quickly turns into formaldehyde via the ADH enzyme, concentrated in
many tissues: liver, kidney, brain, retina, skin, muscle, lung,
prostate, breast, womb, fetus -- forming cumulative micro lesions and
a wide variety of symptoms, and binding to and disabling DNA, RNA, and
Other methanol (formaldehyde) sources include wood and tobacco smoke,
dark wines and liquors, fruits and vegetables heated in sealed metal
and glass containers, and aspartame, as well as a variety of products
ranging from medicines to new carpet, drapes, and furniture to mobile
People vary enormously in individual vulnerability.
Folic acid may protect some people.
Prof. Woodrow C. Monte (retired, Nutrition, Arizona State University)
Download free Chapter 12 of the book "While Science Sleeps", re
methanol, formaldehyde, birth defects, autism type diseases, with 100
mainstream full text research paper references.
To all of you fear-mongering aspartame haters out there, please read the following article:
Aspartame is perfectly safe. That is a fact.
I agree with starduster, but it's not only aspartame. It's the whole array of chemicals we have to ingest with every kind of food. I say "have to "because we don't have any control over the production of our food. The producers / manufacturers only aim at longer shelf life and maximum profits. Their ignorance even puts the wellfare of their own offspring at risk. The long term impact (read several generations down the road) on our genetic makeup is simply unknown. No immediate ill effects of a massive dose of a chemical (preservatives, antibiotics, antioxidants, taste enhancers, dyes, etc.), injected into animals don't guarantee safety for humans. Also, in addition to the straight chemical formula of a chemical there's also the stoichiometric, or spacial, formula, which really defines the bioactivity of the substance. What IS known however is an increase in cases and types of cancer, birth defects, etc. And that's the final outcome that has to worry us.
Of course, politicians are ignorant of scientific matters. That's why they are politicians in the first place. Their advisors paid off by BIG FOOD (Monsanto, General Mills, Nestle, Cargill, etc.). All of them manipulators of the genetic makeup of crops and the consumers / victims.
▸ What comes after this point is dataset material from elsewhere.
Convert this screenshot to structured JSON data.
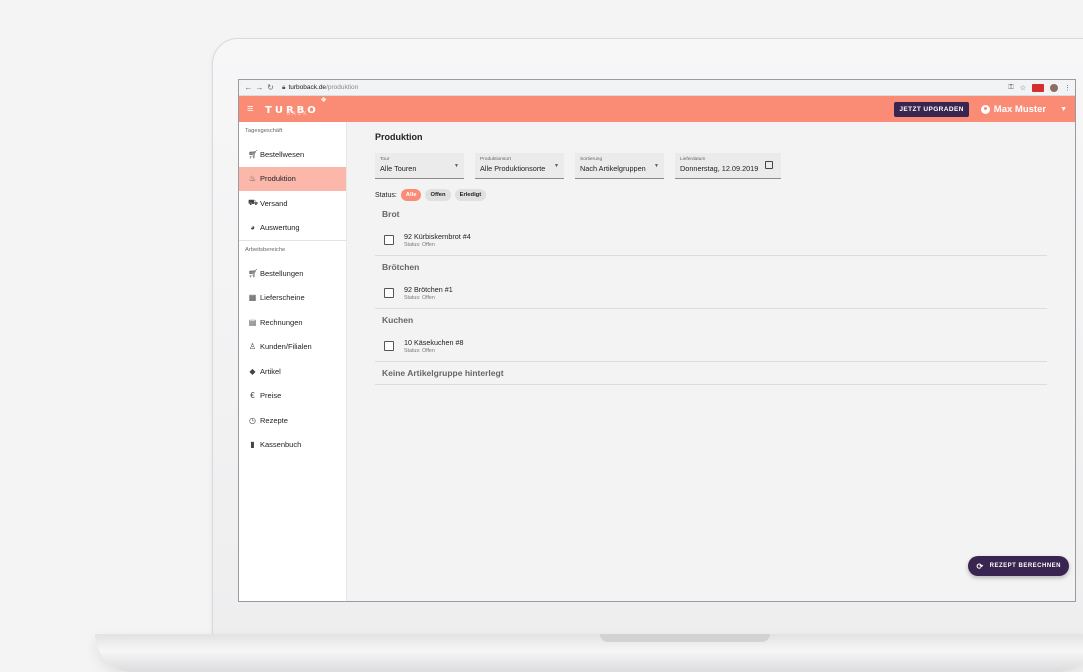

Only asking: do those people, and their shareholders, really think that they and their offspring are immune to the possible ill-effects of the poison they put into their products? How callous can you get?
I really enjoyed this article. It's good to step back and appreciate the breakthroughs that allow us to live the lifestyle we have and take for granted. It doesn't always have to be about gadgets/gizmos. Science is much broader than that. So this was "refreshing", pun intended. :-)
It seems the author has a desire to make instant hot coffee from a pill. Then it seems the readers are more in the positive or negative effects of artificial sugar. Lastly, the blogger fgfdgfd has the artificial belief we POPSCI readers have a desire to click on his link. I think fgfdgfd should take a pill and stop fantasizing, lol.
"Kool Aid" starts with the letter K. It is artificially colored water that has been flavored with a lab's worth of chemicals. Is it just aspartame that is in question when it comes to health here? hahahahaaa....
Either way I find the stuff nasty
@purfus: "It's probably just my imagination but I swear every time I consume it I get a headache. "
Not just you. I can't go near the stuff. Even a few sips of a diet soda and my temples start to throb. Half a can and I have to go sit down for half an hour until the pain subsides. No joke.
The "it must be fine because its in the store" arguement is extremely weak. You have tobacco, alcohol and a lot of other products on the shelves that are not only unhealthy but do extreme harm to you body.
I don't get it. Why not just mix some kool-aid powder with an alka-seltzer tablet if you want to goof around.